The Times’ review revealed that 75 percent of those complaints involved <"http://www.yourlawyer.com/topics/overview/defective-hip-implants-Johnson-and-Johnson-DePuy-Hip-Implant">DePuy Orthopaedicsâ€™ ASR hip implant, which was recalled last August. Other all-metal devices that were the subject of complaints included Zimmer’s Durom cup, and the all-metal version of <"http://www.yourlawyer.com/topics/overview/DePuy-Pinnacle-Hip-Implant-Replacement-Lawsuit-Lawyer">DePuy’s Pinnacle implant. Most of the complaints received by the FDA have come from people who have undergone, or will require, revision surgery because of complications they suffered just a few years after receiving their all-metal hip, the Times said. The devices are designed to last fifteen years.
According to the Times, some experts fear all-metal hip implants could become one of the biggest and most costly medical implant problems in recent history.
According to The New York Times, before they became the subject of safety concerns, metal-on-metal hip implants accounted for nearly one-third of the estimated 250,000 replacements performed each year. According to one estimate, some 500,000 patients have received an all-metal replacement hip.
Newsinferno has given extensive coverage to problems surrounding all metal hips. It is believed the devices can shed dangerous amounts of cobalt and chromium through wear, leading to tissue damage, premature device failure, the need for revision surgery, and even long-term health problems. Symptoms discussed in the Timesâ€™ article include pain, rashes, and inflammation. Unfortunately, many metal-hip implant recipients who sustain tissue damage have no symptoms, making it difficult to determine if their device should be removed.
According to the Times’ review, between 2007 and this June, the DePuy ASR hip implant was the subject of 7,500 complaints to the FDA. During the same period, about 1,600 complaints related to the Durom Cup were filed with the agency. The all-metal version of DePuy’s Pinnacle implant was the subject of 200 complaints, while another 400 noted metal-related problems in Pinnacle patients. It’s not clear how many of those were associated with all-metal devices, as the Pinnacle is sold in several versions, the Times said.
Unfortunately, the FDA doesn’t yet seem to have a handle on how big the problems surrounding all-metal hips might be. In May, the agency asked DePuy Orthopaedics and 20 other manufacturers of metal-on-metal hip implants to conduct safety studies aimed at determining if these devices are shedding dangerous amounts of metallic debris in patients. They have also been told to determine how often their metal-on-metal hip implants fail prematurely. Unfortunately, it could be a couple of years before these studies are completed.

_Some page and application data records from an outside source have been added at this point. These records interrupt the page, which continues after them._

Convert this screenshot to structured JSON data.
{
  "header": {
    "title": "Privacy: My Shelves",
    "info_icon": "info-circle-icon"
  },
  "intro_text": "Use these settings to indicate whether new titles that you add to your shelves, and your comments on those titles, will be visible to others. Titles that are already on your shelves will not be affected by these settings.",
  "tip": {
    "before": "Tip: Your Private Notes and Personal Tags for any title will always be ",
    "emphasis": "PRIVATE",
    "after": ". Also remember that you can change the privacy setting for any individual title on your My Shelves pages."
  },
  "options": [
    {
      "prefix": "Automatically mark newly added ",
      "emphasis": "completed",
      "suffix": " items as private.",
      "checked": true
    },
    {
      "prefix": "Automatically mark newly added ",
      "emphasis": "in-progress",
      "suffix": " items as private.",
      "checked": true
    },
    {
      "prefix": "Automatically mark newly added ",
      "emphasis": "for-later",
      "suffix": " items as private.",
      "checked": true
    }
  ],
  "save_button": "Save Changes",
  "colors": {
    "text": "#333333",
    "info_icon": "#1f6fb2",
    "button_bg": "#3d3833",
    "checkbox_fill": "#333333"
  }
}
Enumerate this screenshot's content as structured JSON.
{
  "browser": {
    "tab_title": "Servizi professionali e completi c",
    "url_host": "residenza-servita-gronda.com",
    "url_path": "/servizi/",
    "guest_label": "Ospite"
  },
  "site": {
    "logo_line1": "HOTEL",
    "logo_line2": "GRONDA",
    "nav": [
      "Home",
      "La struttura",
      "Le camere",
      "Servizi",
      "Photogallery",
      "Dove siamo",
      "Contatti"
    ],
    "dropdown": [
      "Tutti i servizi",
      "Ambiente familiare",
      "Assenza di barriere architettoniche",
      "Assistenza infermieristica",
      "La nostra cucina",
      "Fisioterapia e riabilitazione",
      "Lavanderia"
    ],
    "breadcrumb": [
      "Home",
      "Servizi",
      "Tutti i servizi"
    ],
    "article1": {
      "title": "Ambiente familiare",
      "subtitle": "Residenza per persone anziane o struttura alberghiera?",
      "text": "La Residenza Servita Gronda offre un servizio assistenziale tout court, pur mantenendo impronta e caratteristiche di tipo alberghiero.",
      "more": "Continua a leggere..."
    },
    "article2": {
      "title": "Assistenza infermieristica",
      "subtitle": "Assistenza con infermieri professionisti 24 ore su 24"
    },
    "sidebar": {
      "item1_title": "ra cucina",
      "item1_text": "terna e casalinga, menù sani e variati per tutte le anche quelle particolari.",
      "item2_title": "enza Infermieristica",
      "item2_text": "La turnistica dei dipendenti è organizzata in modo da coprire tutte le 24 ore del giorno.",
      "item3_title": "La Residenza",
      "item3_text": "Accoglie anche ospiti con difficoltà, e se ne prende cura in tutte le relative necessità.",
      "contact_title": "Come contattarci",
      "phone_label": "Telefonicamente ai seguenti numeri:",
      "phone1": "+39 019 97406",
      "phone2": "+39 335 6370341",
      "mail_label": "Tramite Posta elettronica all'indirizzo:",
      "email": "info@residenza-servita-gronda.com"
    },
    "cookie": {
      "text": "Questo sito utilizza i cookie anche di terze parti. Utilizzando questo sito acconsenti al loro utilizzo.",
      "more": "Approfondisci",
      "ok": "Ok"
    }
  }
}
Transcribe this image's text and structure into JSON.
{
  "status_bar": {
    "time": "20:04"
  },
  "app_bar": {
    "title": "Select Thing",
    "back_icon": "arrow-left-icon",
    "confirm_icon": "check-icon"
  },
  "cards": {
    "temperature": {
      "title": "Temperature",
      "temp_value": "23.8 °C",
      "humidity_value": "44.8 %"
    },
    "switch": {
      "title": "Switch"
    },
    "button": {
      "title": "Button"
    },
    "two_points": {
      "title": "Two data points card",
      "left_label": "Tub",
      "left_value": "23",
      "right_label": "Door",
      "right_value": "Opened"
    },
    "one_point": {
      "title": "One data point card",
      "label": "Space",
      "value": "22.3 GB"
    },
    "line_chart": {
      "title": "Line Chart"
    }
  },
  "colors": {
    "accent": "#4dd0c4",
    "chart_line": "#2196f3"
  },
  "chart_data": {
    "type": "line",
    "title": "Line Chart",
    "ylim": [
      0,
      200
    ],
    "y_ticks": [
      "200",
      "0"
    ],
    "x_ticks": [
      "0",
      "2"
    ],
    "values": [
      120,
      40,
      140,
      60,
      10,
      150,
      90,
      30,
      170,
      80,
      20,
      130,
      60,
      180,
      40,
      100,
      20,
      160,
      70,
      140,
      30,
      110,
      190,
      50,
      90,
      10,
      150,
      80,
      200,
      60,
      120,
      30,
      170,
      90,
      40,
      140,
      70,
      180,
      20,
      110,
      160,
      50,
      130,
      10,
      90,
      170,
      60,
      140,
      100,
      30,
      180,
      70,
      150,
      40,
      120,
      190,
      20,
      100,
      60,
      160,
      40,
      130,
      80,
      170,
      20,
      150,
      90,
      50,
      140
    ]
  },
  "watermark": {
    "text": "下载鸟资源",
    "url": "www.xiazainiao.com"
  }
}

Most of the all-metal hip implants currently on the market were approved by the FDA without human testing. And in most cases, there were no requirements that manufacturers track adverse events related to the implants. That lack of scrutiny has angered many metal hip implant victims.
â€œWe will be the little crash test dummies here until they figure out the health ramifications for us down the road,â€ Ann Morrison, 50, a physical therapist from Newark, New Jersey, told the Times. Morrison, who is still struggling to recover after revision surgery for two DePuy ASR hip implants that caused her to suffer extension tissue damage, called the FDA’s order for new studies “a joke.”